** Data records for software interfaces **
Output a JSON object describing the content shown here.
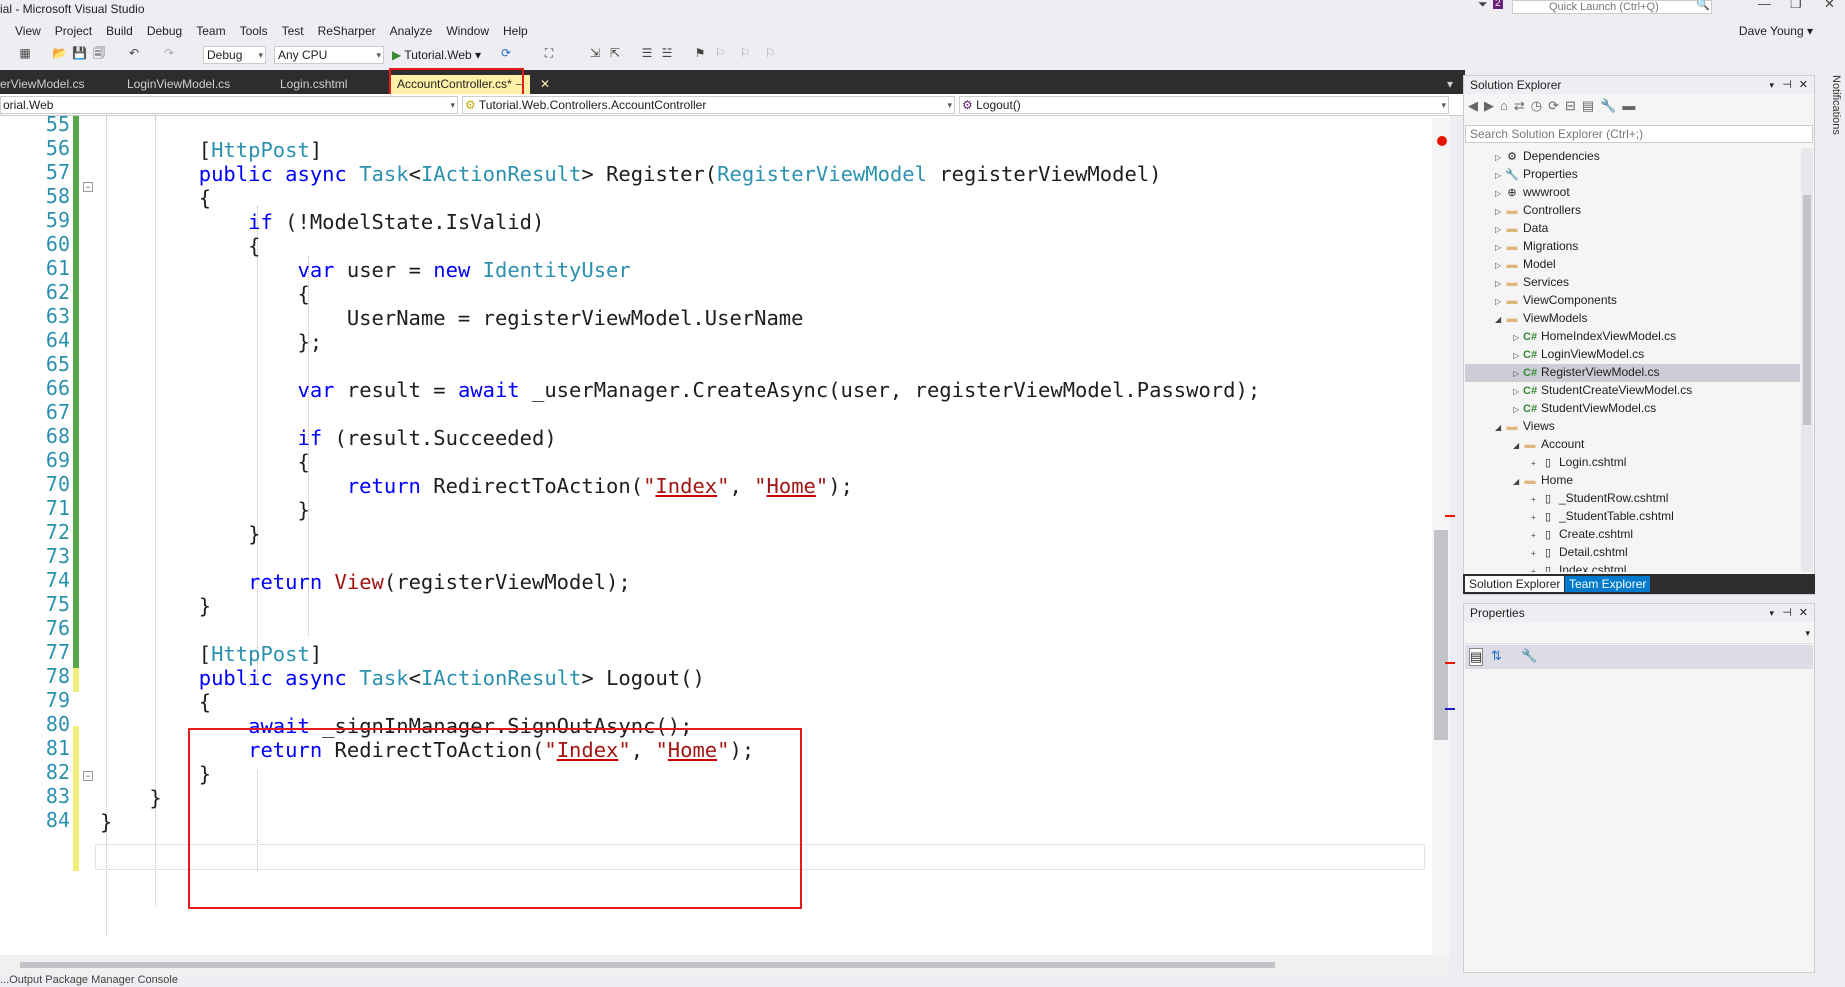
{
  "window": {
    "title": "ial - Microsoft Visual Studio",
    "quick_launch_placeholder": "Quick Launch (Ctrl+Q)",
    "notification_badge": "2",
    "user": "Dave Young"
  },
  "menu": [
    "View",
    "Project",
    "Build",
    "Debug",
    "Team",
    "Tools",
    "Test",
    "ReSharper",
    "Analyze",
    "Window",
    "Help"
  ],
  "toolbar": {
    "config": "Debug",
    "platform": "Any CPU",
    "run_target": "Tutorial.Web"
  },
  "tabs": [
    {
      "label": "erViewModel.cs",
      "active": false
    },
    {
      "label": "LoginViewModel.cs",
      "active": false
    },
    {
      "label": "Login.cshtml",
      "active": false
    },
    {
      "label": "AccountController.cs*",
      "active": true
    }
  ],
  "tab_close_glyph": "✕",
  "tab_pin_glyph": "⊣",
  "navbar": {
    "project": "orial.Web",
    "class": "Tutorial.Web.Controllers.AccountController",
    "member": "Logout()"
  },
  "editor": {
    "line_numbers": [
      "55",
      "56",
      "57",
      "58",
      "59",
      "60",
      "61",
      "62",
      "63",
      "64",
      "65",
      "66",
      "67",
      "68",
      "69",
      "70",
      "71",
      "72",
      "73",
      "74",
      "75",
      "76",
      "77",
      "78",
      "79",
      "80",
      "81",
      "82",
      "83",
      "84"
    ],
    "lines": [
      "",
      "        [HttpPost]",
      "        public async Task<IActionResult> Register(RegisterViewModel registerViewModel)",
      "        {",
      "            if (!ModelState.IsValid)",
      "            {",
      "                var user = new IdentityUser",
      "                {",
      "                    UserName = registerViewModel.UserName",
      "                };",
      "",
      "                var result = await _userManager.CreateAsync(user, registerViewModel.Password);",
      "",
      "                if (result.Succeeded)",
      "                {",
      "                    return RedirectToAction(\"Index\", \"Home\");",
      "                }",
      "            }",
      "",
      "            return View(registerViewModel);",
      "        }",
      "",
      "        [HttpPost]",
      "        public async Task<IActionResult> Logout()",
      "        {",
      "            await _signInManager.SignOutAsync();",
      "            return RedirectToAction(\"Index\", \"Home\");",
      "        }",
      "    }",
      "}"
    ]
  },
  "solution_explorer": {
    "title": "Solution Explorer",
    "search_placeholder": "Search Solution Explorer (Ctrl+;)",
    "items": [
      {
        "label": "Dependencies",
        "depth": 0,
        "icon": "dependencies-icon",
        "expanded": false
      },
      {
        "label": "Properties",
        "depth": 0,
        "icon": "wrench-icon",
        "expanded": false
      },
      {
        "label": "wwwroot",
        "depth": 0,
        "icon": "globe-icon",
        "expanded": false
      },
      {
        "label": "Controllers",
        "depth": 0,
        "icon": "folder-icon",
        "expanded": false
      },
      {
        "label": "Data",
        "depth": 0,
        "icon": "folder-icon",
        "expanded": false
      },
      {
        "label": "Migrations",
        "depth": 0,
        "icon": "folder-icon",
        "expanded": false
      },
      {
        "label": "Model",
        "depth": 0,
        "icon": "folder-icon",
        "expanded": false
      },
      {
        "label": "Services",
        "depth": 0,
        "icon": "folder-icon",
        "expanded": false
      },
      {
        "label": "ViewComponents",
        "depth": 0,
        "icon": "folder-icon",
        "expanded": false
      },
      {
        "label": "ViewModels",
        "depth": 0,
        "icon": "folder-icon",
        "expanded": true
      },
      {
        "label": "HomeIndexViewModel.cs",
        "depth": 1,
        "icon": "csharp-icon",
        "expanded": false
      },
      {
        "label": "LoginViewModel.cs",
        "depth": 1,
        "icon": "csharp-icon",
        "expanded": false
      },
      {
        "label": "RegisterViewModel.cs",
        "depth": 1,
        "icon": "csharp-icon",
        "expanded": false,
        "selected": true
      },
      {
        "label": "StudentCreateViewModel.cs",
        "depth": 1,
        "icon": "csharp-icon",
        "expanded": false
      },
      {
        "label": "StudentViewModel.cs",
        "depth": 1,
        "icon": "csharp-icon",
        "expanded": false
      },
      {
        "label": "Views",
        "depth": 0,
        "icon": "folder-icon",
        "expanded": true
      },
      {
        "label": "Account",
        "depth": 1,
        "icon": "folder-icon",
        "expanded": true
      },
      {
        "label": "Login.cshtml",
        "depth": 2,
        "icon": "razor-icon",
        "leaf": true
      },
      {
        "label": "Home",
        "depth": 1,
        "icon": "folder-icon",
        "expanded": true
      },
      {
        "label": "_StudentRow.cshtml",
        "depth": 2,
        "icon": "razor-icon",
        "leaf": true
      },
      {
        "label": "_StudentTable.cshtml",
        "depth": 2,
        "icon": "razor-icon",
        "leaf": true
      },
      {
        "label": "Create.cshtml",
        "depth": 2,
        "icon": "razor-icon",
        "leaf": true
      },
      {
        "label": "Detail.cshtml",
        "depth": 2,
        "icon": "razor-icon",
        "leaf": true
      },
      {
        "label": "Index.cshtml",
        "depth": 2,
        "icon": "razor-icon",
        "leaf": true
      }
    ],
    "tabs": [
      "Solution Explorer",
      "Team Explorer"
    ]
  },
  "properties": {
    "title": "Properties"
  },
  "notifications_label": "Notifications",
  "statusbar_text": "...Output  Package Manager Console"
}
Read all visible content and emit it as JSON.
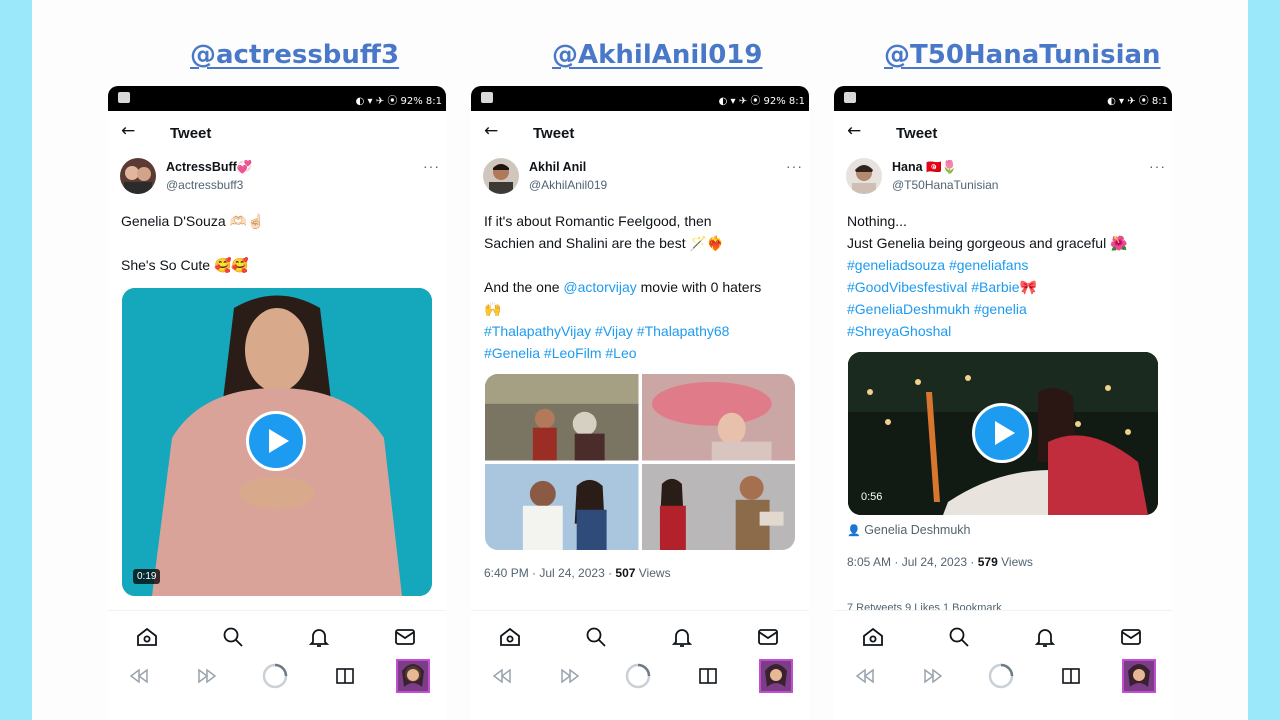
{
  "handles": [
    "@actressbuff3",
    "@AkhilAnil019",
    "@T50HanaTunisian"
  ],
  "phones": [
    {
      "status": "◐ ▾ ✈ ⦿ 92% 8:1",
      "topbar_title": "Tweet",
      "author_name": "ActressBuff💞",
      "author_handle": "@actressbuff3",
      "lines": [
        "Genelia D'Souza 🫶🏻☝🏻",
        "",
        "She's So Cute 🥰🥰"
      ],
      "duration": "0:19"
    },
    {
      "status": "◐ ▾ ✈ ⦿ 92% 8:1",
      "topbar_title": "Tweet",
      "author_name": "Akhil Anil",
      "author_handle": "@AkhilAnil019",
      "line1": "If it's about Romantic Feelgood, then",
      "line2": "Sachien and Shalini are the best 🪄❤️‍🔥",
      "line3_prefix": "And the one ",
      "line3_mention": "@actorvijay",
      "line3_suffix": " movie with 0 haters",
      "line4": "🙌",
      "line5": "#ThalapathyVijay  #Vijay #Thalapathy68",
      "line6": "#Genelia #LeoFilm #Leo",
      "meta_time": "6:40 PM · Jul 24, 2023 · ",
      "meta_views_count": "507",
      "meta_views_label": " Views"
    },
    {
      "status": "◐ ▾ ✈ ⦿ 8:1",
      "topbar_title": "Tweet",
      "author_name": "Hana 🇹🇳🌷",
      "author_handle": "@T50HanaTunisian",
      "line1": "Nothing...",
      "line2": "Just Genelia being gorgeous and graceful 🌺",
      "line3": "#geneliadsouza #geneliafans",
      "line4": "#GoodVibesfestival #Barbie🎀",
      "line5": "#GeneliaDeshmukh #genelia",
      "line6": "#ShreyaGhoshal",
      "duration": "0:56",
      "tagged": "Genelia Deshmukh",
      "meta_time": "8:05 AM · Jul 24, 2023 · ",
      "meta_views_count": "579",
      "meta_views_label": " Views",
      "stats_partial": "7 Retweets   9 Likes   1 Bookmark"
    }
  ],
  "icons": {
    "home": "home-icon",
    "search": "search-icon",
    "notifications": "bell-icon",
    "messages": "mail-icon",
    "rewind": "rewind-icon",
    "forward": "forward-icon",
    "spinner": "loading-spinner-icon",
    "recents": "recents-icon"
  },
  "colors": {
    "outer_bg": "#9be8fb",
    "handle_color": "#4a78c9",
    "twitter_blue": "#1d9bf0",
    "video_teal": "#15a7bc"
  }
}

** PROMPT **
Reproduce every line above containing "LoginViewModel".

** ANSWER TO THIS EXERCISE **
      "label": "LoginViewModel.cs",
        "label": "LoginViewModel.cs",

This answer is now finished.